Page and application data records

┄┄┄┄┄┄

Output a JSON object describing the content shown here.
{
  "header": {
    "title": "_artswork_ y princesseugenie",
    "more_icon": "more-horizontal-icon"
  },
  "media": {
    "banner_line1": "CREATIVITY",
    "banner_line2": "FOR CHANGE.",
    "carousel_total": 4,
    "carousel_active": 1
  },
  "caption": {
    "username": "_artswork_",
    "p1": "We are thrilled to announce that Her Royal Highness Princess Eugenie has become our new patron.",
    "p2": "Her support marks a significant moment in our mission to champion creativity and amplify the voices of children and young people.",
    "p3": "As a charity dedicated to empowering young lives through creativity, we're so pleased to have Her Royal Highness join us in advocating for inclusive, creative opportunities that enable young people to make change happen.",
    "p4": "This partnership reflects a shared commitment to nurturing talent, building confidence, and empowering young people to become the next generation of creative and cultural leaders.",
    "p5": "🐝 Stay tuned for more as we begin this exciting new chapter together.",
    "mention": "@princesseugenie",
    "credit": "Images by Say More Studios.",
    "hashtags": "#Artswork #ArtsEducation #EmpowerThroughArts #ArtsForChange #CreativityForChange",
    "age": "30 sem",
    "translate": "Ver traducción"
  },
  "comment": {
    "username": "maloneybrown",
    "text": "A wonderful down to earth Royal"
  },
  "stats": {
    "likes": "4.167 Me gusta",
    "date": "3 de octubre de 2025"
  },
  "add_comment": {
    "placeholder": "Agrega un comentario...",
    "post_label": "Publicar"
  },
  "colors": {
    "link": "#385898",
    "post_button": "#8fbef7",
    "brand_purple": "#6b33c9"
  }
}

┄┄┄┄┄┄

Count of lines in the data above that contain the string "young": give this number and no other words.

**Solution for this exercise**
3